Instead that witness contradicted the story, saying that they had never been a part of such an effort, according to the letter penned by Cummings to Gowdy on November 24. This came as a surprise to the committee’s minority staff, who, according to Cummings, had been told by the Republicans via e-mail that they "learned nothing else of note in our discussion, so we don't plan to conduct any additional follow-up." Far from nothing of note, debunking a major conservative allegation is a seemingly important detail.

From the perspective of Representative Trey Gowdy, the South Carolina Republican who chairs the select committee, the source of tension was the the State Department’s inability to fully respond to the committee’s request for documents and the availability of witnesses, despite the 40,000 documents that State had already forked over. The wide-ranging request delivered on November 18 was for “two full years worth of emails from 11 State Department principals.”

Democrats were quick to point out that this first request for documents came a full six months after House Speaker John Boehner created the committee. They repeatedly noted at the hearing that the committee created to investigate the federal government’s failure to respond to Hurricane Katrina had started and completed its work in this time span.

In the eight months since the committee’s formation was first announced, Gowdy has yet to present a single question about the attacks that has not already been answered. For six months, the committee had not requested a single document. Now it was suddenly claiming that State’s failure to comply with the entire document request in two months was unacceptable. Republicans tried to smooth over this uncomfortable fact by citing subpoenas from other committees.

Yet as recently as mid-December, Gowdy seemed to indicate he was pleased with the performance of the State Department, in response to his committees request telling Fox News Host Greta Van Susteren:

“They are making an effort to be cooperative. The timing issue we may work on a little bit. But you know as lawyers look at documents it may lead them to make another requests for production. So if the State Department were here they’d tell you: ‘Look quit asking us for more documents. We’ve given you what you wanted so far.’ But for us to be able to do the kind of job you expect and the people who watch your show expect we’re going to have to have access to the witnesses and the documents. But sometimes that means lawyers decide late in the game that I need this batch. So the State Department hasn’t been difficult to work with and I don’t expect that will change.”

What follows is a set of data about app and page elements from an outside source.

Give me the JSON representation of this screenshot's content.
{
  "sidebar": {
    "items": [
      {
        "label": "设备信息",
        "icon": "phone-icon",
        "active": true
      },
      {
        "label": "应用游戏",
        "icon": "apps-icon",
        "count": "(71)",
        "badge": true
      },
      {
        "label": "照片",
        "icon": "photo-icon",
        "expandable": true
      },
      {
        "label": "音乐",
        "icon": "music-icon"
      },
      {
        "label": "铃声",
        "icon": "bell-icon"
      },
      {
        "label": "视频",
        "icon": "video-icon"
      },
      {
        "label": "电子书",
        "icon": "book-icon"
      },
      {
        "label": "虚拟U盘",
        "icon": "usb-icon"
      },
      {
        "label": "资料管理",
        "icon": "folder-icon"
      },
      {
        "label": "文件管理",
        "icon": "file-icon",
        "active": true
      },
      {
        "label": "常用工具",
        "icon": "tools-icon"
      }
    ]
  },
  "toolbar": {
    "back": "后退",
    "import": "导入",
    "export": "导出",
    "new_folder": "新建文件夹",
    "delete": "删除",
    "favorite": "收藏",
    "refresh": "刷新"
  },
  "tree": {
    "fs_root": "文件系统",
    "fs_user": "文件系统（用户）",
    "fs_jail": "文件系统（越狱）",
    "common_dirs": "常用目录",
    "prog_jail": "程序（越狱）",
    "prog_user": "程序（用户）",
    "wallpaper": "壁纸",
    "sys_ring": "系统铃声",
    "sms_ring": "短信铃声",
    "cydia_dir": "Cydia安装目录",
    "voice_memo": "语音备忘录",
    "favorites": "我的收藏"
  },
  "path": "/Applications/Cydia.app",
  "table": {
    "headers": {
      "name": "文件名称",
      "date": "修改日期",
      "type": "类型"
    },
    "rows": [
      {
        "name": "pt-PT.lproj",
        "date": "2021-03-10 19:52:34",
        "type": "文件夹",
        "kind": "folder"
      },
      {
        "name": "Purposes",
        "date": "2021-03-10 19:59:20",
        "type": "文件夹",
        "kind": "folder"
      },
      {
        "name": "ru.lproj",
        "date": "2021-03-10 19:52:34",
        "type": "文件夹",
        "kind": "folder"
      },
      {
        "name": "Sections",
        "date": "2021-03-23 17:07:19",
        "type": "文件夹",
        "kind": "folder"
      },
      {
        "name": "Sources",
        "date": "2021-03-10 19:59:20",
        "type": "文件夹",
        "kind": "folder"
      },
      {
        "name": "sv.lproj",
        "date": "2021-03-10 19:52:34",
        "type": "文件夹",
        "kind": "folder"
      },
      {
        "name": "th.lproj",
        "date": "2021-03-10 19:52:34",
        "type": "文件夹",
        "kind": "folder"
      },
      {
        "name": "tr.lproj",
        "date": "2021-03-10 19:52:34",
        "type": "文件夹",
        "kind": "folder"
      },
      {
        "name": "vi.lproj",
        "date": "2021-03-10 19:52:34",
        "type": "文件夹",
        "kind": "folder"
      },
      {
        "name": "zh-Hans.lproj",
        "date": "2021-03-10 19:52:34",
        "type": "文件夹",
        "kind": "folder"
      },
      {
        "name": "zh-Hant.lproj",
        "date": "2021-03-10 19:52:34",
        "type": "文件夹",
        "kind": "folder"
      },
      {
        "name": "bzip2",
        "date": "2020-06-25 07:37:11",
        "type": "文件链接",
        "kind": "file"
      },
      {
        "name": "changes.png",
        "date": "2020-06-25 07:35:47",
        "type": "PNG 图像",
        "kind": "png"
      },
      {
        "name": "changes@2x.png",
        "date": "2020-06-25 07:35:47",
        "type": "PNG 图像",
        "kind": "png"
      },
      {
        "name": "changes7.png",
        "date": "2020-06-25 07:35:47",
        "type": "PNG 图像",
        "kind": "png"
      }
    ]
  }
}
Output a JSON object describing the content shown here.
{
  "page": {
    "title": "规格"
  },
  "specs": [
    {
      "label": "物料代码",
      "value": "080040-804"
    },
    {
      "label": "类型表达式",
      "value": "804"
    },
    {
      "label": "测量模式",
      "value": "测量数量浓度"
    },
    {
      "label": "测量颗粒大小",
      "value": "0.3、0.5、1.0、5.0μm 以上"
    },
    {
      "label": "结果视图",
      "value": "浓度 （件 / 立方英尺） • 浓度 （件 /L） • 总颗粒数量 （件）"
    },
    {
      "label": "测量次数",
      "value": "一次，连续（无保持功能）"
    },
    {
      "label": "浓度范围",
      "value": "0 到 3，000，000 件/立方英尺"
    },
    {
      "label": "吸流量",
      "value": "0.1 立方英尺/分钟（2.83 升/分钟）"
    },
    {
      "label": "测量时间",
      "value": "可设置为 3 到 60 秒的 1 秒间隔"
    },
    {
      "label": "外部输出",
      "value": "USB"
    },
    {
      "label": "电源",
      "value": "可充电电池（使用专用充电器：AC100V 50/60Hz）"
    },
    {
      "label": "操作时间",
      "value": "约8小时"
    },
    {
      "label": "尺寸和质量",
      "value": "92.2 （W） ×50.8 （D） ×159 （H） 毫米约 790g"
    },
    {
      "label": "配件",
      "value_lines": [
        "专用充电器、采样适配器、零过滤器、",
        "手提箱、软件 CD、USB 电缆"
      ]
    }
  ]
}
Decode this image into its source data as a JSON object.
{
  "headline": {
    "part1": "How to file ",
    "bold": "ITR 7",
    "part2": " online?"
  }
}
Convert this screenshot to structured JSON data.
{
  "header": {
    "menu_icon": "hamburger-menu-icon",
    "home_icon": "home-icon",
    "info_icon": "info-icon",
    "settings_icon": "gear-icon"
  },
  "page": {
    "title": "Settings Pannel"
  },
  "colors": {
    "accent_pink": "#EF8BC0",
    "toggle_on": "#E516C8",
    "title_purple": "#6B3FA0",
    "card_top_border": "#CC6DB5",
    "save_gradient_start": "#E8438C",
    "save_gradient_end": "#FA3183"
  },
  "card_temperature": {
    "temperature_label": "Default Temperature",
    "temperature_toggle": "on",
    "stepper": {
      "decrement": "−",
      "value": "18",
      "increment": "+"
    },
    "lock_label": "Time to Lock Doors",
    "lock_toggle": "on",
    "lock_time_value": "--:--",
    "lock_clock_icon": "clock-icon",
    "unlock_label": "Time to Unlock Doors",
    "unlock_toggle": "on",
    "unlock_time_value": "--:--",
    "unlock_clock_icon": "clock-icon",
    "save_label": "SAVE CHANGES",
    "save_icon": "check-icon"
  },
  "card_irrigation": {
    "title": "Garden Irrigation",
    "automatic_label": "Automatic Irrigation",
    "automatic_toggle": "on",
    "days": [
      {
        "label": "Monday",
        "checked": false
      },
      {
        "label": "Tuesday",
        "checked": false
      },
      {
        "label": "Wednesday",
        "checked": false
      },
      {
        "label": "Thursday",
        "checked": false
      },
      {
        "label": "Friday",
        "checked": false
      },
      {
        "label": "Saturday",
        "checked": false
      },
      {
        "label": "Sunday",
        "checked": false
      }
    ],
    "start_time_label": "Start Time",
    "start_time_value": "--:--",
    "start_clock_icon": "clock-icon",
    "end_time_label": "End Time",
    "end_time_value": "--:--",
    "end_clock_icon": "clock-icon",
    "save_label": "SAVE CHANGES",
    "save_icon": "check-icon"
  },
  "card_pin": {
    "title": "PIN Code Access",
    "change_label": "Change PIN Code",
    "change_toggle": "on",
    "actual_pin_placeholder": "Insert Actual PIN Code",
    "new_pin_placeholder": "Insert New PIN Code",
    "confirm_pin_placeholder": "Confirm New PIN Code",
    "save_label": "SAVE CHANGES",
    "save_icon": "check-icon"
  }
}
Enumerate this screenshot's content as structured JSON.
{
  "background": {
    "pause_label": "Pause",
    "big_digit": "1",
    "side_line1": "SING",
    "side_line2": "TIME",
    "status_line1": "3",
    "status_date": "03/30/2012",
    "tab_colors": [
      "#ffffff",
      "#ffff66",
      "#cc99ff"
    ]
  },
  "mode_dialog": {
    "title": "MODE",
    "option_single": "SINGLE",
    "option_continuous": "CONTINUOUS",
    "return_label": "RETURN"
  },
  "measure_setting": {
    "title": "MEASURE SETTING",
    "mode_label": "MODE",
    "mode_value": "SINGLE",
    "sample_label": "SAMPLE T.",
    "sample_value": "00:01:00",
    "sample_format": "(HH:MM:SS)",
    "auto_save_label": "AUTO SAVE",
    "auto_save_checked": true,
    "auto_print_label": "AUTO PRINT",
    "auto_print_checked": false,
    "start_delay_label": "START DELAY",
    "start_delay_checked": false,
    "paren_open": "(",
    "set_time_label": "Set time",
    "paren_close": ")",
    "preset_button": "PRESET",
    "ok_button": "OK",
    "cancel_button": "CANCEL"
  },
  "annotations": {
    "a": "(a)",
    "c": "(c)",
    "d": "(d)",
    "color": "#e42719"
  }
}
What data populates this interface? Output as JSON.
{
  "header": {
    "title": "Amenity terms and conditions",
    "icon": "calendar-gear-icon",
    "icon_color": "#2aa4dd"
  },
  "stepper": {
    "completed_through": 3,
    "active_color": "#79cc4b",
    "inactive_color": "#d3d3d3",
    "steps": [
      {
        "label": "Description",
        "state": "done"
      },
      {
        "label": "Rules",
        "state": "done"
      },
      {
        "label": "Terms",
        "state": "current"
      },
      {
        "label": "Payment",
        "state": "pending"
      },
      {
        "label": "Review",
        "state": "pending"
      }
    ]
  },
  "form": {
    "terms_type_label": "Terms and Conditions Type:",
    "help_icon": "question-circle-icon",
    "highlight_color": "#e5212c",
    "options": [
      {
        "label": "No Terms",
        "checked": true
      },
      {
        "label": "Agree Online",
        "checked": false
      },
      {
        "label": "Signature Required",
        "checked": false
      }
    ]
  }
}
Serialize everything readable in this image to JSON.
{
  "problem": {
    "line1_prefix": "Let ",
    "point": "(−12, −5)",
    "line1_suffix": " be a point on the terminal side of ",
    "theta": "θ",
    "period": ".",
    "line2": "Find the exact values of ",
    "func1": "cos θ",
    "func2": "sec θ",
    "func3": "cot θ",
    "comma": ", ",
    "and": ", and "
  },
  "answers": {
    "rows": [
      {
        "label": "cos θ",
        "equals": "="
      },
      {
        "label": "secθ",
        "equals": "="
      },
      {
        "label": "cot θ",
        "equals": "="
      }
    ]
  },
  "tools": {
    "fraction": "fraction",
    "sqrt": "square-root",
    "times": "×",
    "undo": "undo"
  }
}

Clearly Gowdy’s comments on Tuesday signaled a change in tune.

Conservatives have begun to turn on the chairman, calling him "ineffective." Retired U.S. Navy Admiral James “Ace” Lyons spoke to the right-wing website WorldNetDaily, claiming that “the idea that government-agency stonewalling—continuing now for over two years—is the reason Gowdy’s committee can’t make progress is pure nonsense.”

Gowdy now seems intent on pleasing the right by taking his investigation down the same path that led Representative Darrell Issa of California, chairman of the Government Oversight Committee, and other Republicans astray. (Issa’s Benghazi investigations became something of a national joke.) To show his toughness in front of the conservative media, Gowdy took to abusing a deputy undersecretary of state. Then, at the end of the hearing, he acknowledged that Rubin was not responsible for his purported anger.

Just the kind of BDSM display that seems to titillate the Republican base. 

 

You may also like

Advertisement